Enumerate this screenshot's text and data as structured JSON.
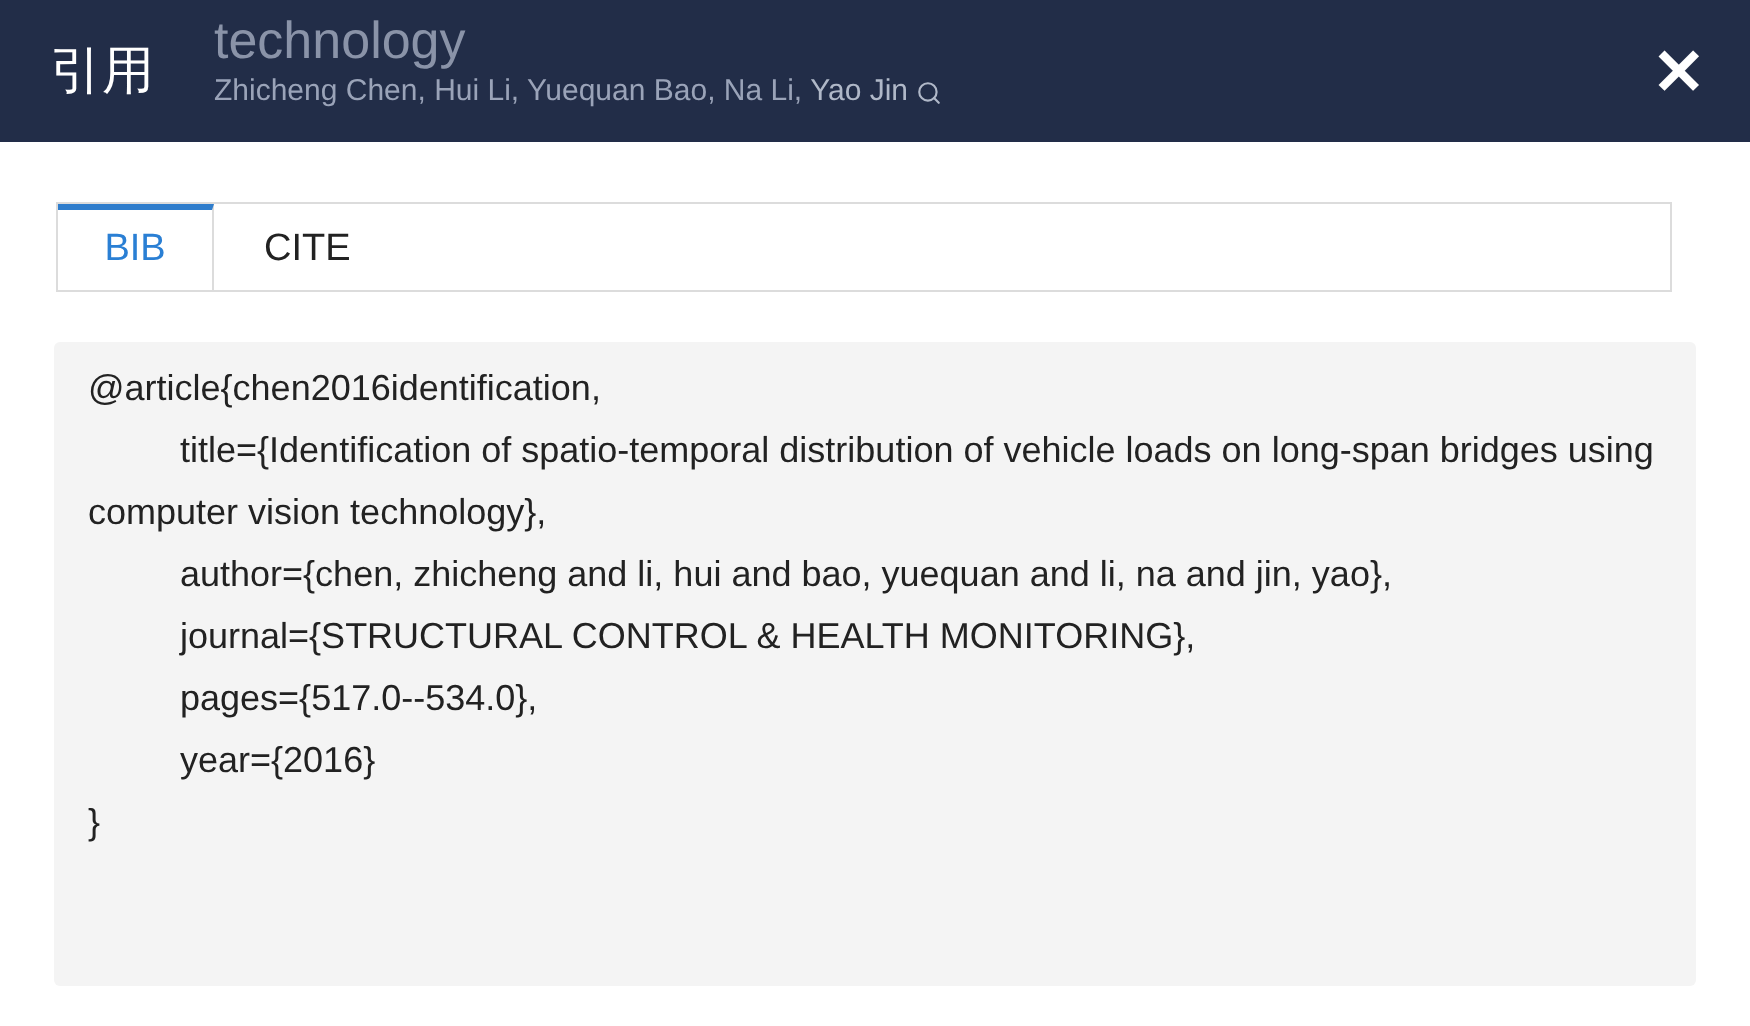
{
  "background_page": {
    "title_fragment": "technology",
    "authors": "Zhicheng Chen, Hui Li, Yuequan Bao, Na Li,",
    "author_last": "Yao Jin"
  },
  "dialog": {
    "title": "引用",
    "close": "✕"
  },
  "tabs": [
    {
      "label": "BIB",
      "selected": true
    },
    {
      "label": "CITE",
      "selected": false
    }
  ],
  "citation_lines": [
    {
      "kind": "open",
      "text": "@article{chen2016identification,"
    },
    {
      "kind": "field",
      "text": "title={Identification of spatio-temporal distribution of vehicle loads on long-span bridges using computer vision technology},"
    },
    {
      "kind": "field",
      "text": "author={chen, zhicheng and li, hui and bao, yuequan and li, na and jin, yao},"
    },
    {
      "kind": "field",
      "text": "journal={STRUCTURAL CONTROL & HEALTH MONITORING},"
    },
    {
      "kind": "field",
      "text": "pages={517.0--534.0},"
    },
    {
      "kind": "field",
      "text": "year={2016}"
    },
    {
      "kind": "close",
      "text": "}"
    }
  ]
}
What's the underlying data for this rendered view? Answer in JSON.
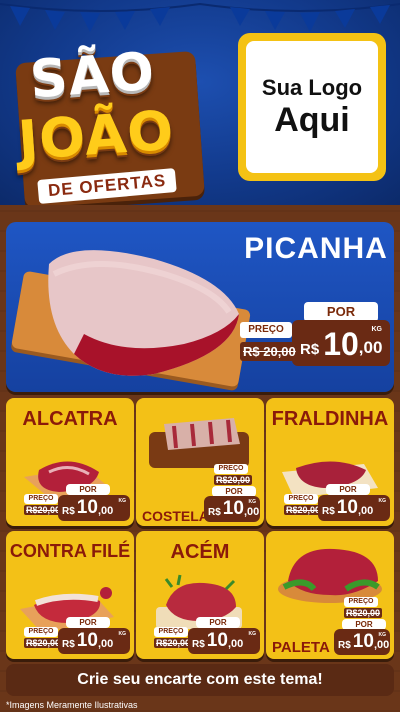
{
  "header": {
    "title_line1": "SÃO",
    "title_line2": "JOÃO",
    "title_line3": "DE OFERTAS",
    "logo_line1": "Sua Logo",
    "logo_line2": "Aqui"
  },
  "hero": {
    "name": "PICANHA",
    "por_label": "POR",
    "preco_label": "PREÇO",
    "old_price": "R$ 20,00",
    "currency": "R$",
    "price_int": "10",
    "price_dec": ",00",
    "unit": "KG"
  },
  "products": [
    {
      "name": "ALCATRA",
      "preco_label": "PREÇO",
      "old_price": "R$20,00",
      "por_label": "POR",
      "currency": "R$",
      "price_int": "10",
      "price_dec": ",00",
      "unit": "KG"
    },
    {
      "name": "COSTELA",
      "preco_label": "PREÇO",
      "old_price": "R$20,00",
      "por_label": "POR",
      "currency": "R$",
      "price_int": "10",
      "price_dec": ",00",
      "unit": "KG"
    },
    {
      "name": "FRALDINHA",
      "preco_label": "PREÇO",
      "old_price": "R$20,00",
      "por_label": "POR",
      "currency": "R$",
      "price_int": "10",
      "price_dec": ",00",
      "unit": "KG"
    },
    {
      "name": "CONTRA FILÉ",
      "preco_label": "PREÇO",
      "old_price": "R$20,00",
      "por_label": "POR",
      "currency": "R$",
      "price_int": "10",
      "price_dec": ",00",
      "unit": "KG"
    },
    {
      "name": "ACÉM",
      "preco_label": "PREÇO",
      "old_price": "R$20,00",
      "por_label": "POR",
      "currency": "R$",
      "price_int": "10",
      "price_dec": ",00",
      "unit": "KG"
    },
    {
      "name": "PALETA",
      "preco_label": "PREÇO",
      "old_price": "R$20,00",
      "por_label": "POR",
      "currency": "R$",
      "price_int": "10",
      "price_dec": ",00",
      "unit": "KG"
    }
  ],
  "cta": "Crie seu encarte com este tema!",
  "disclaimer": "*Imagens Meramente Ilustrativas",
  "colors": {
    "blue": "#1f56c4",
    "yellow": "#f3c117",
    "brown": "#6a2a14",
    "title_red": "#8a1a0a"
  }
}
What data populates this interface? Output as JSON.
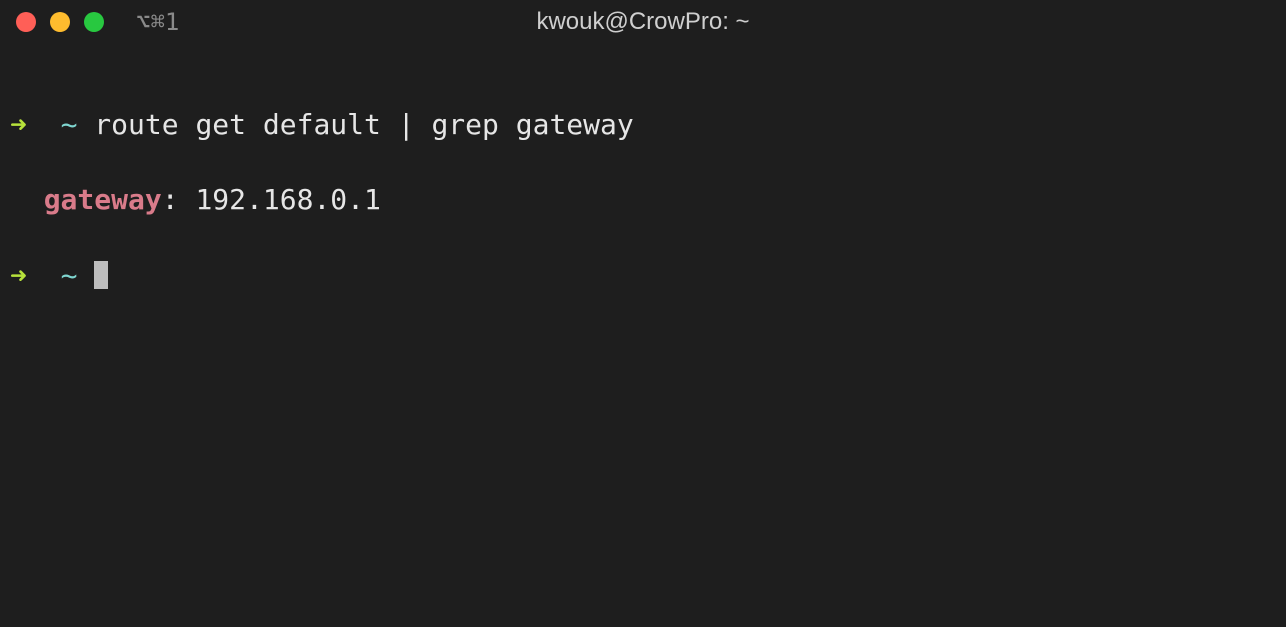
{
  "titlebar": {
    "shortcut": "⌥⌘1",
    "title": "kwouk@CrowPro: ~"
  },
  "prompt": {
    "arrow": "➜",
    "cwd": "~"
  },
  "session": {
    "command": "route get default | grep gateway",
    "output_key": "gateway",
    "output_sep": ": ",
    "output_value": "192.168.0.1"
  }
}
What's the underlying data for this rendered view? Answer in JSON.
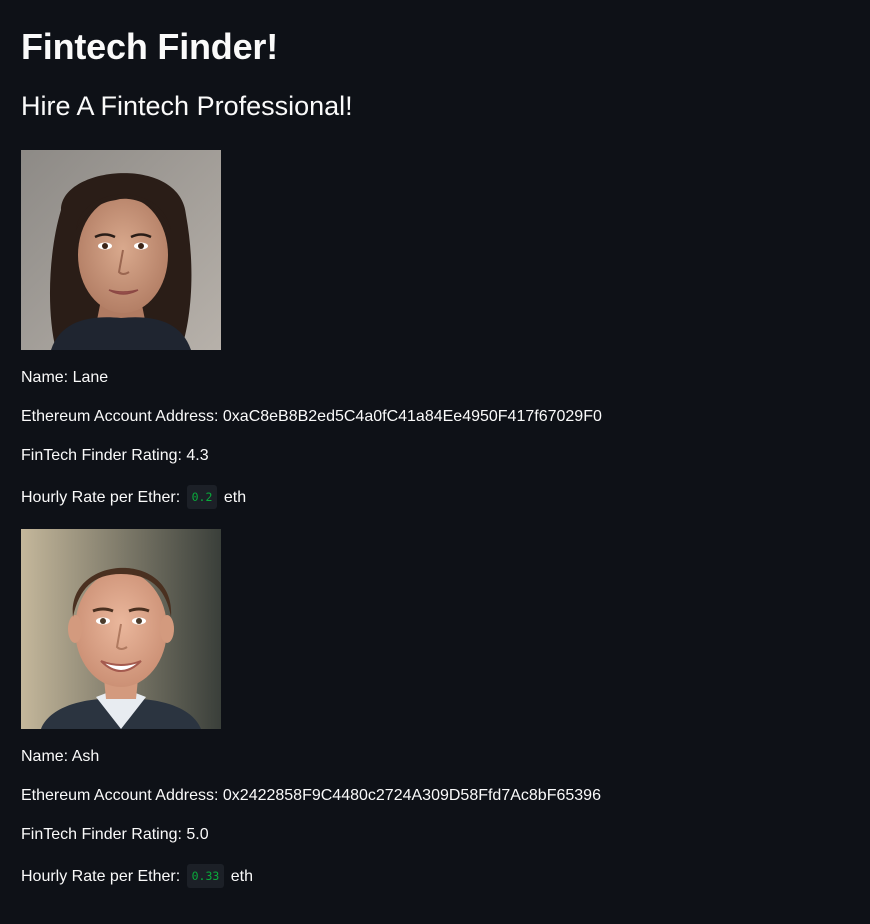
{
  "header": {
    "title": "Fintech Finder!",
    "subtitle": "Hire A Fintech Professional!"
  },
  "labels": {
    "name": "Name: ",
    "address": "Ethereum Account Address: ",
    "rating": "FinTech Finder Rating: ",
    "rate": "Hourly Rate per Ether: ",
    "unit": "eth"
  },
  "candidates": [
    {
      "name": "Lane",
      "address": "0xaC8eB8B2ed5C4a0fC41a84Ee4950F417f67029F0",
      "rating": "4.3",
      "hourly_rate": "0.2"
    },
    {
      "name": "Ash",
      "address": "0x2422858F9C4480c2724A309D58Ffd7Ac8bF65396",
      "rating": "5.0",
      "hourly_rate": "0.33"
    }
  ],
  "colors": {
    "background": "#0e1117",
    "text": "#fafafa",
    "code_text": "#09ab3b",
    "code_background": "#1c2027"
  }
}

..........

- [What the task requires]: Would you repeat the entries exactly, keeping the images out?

- [Task result]:
Enumerate this screenshot's text and data as structured JSON.
{
  "background_page": {
    "title_fragment": "technology",
    "authors": "Zhicheng Chen, Hui Li, Yuequan Bao, Na Li,",
    "author_last": "Yao Jin"
  },
  "dialog": {
    "title": "引用",
    "close": "✕"
  },
  "tabs": [
    {
      "label": "BIB",
      "selected": true
    },
    {
      "label": "CITE",
      "selected": false
    }
  ],
  "citation_lines": [
    {
      "kind": "open",
      "text": "@article{chen2016identification,"
    },
    {
      "kind": "field",
      "text": "title={Identification of spatio-temporal distribution of vehicle loads on long-span bridges using computer vision technology},"
    },
    {
      "kind": "field",
      "text": "author={chen, zhicheng and li, hui and bao, yuequan and li, na and jin, yao},"
    },
    {
      "kind": "field",
      "text": "journal={STRUCTURAL CONTROL & HEALTH MONITORING},"
    },
    {
      "kind": "field",
      "text": "pages={517.0--534.0},"
    },
    {
      "kind": "field",
      "text": "year={2016}"
    },
    {
      "kind": "close",
      "text": "}"
    }
  ]
}
What's the underlying data for this rendered view? Answer in JSON.
{
  "header": {
    "title_line1": "SÃO",
    "title_line2": "JOÃO",
    "title_line3": "DE OFERTAS",
    "logo_line1": "Sua Logo",
    "logo_line2": "Aqui"
  },
  "hero": {
    "name": "PICANHA",
    "por_label": "POR",
    "preco_label": "PREÇO",
    "old_price": "R$ 20,00",
    "currency": "R$",
    "price_int": "10",
    "price_dec": ",00",
    "unit": "KG"
  },
  "products": [
    {
      "name": "ALCATRA",
      "preco_label": "PREÇO",
      "old_price": "R$20,00",
      "por_label": "POR",
      "currency": "R$",
      "price_int": "10",
      "price_dec": ",00",
      "unit": "KG"
    },
    {
      "name": "COSTELA",
      "preco_label": "PREÇO",
      "old_price": "R$20,00",
      "por_label": "POR",
      "currency": "R$",
      "price_int": "10",
      "price_dec": ",00",
      "unit": "KG"
    },
    {
      "name": "FRALDINHA",
      "preco_label": "PREÇO",
      "old_price": "R$20,00",
      "por_label": "POR",
      "currency": "R$",
      "price_int": "10",
      "price_dec": ",00",
      "unit": "KG"
    },
    {
      "name": "CONTRA FILÉ",
      "preco_label": "PREÇO",
      "old_price": "R$20,00",
      "por_label": "POR",
      "currency": "R$",
      "price_int": "10",
      "price_dec": ",00",
      "unit": "KG"
    },
    {
      "name": "ACÉM",
      "preco_label": "PREÇO",
      "old_price": "R$20,00",
      "por_label": "POR",
      "currency": "R$",
      "price_int": "10",
      "price_dec": ",00",
      "unit": "KG"
    },
    {
      "name": "PALETA",
      "preco_label": "PREÇO",
      "old_price": "R$20,00",
      "por_label": "POR",
      "currency": "R$",
      "price_int": "10",
      "price_dec": ",00",
      "unit": "KG"
    }
  ],
  "cta": "Crie seu encarte com este tema!",
  "disclaimer": "*Imagens Meramente Ilustrativas",
  "colors": {
    "blue": "#1f56c4",
    "yellow": "#f3c117",
    "brown": "#6a2a14",
    "title_red": "#8a1a0a"
  }
}
What data populates this interface? Output as JSON.
{
  "titlebar": {
    "shortcut": "⌥⌘1",
    "title": "kwouk@CrowPro: ~"
  },
  "prompt": {
    "arrow": "➜",
    "cwd": "~"
  },
  "session": {
    "command": "route get default | grep gateway",
    "output_key": "gateway",
    "output_sep": ": ",
    "output_value": "192.168.0.1"
  }
}
What's the underlying data for this rendered view? Answer in JSON.
{
  "header": {
    "title": "Fintech Finder!",
    "subtitle": "Hire A Fintech Professional!"
  },
  "labels": {
    "name": "Name: ",
    "address": "Ethereum Account Address: ",
    "rating": "FinTech Finder Rating: ",
    "rate": "Hourly Rate per Ether: ",
    "unit": "eth"
  },
  "candidates": [
    {
      "name": "Lane",
      "address": "0xaC8eB8B2ed5C4a0fC41a84Ee4950F417f67029F0",
      "rating": "4.3",
      "hourly_rate": "0.2"
    },
    {
      "name": "Ash",
      "address": "0x2422858F9C4480c2724A309D58Ffd7Ac8bF65396",
      "rating": "5.0",
      "hourly_rate": "0.33"
    }
  ],
  "colors": {
    "background": "#0e1117",
    "text": "#fafafa",
    "code_text": "#09ab3b",
    "code_background": "#1c2027"
  }
}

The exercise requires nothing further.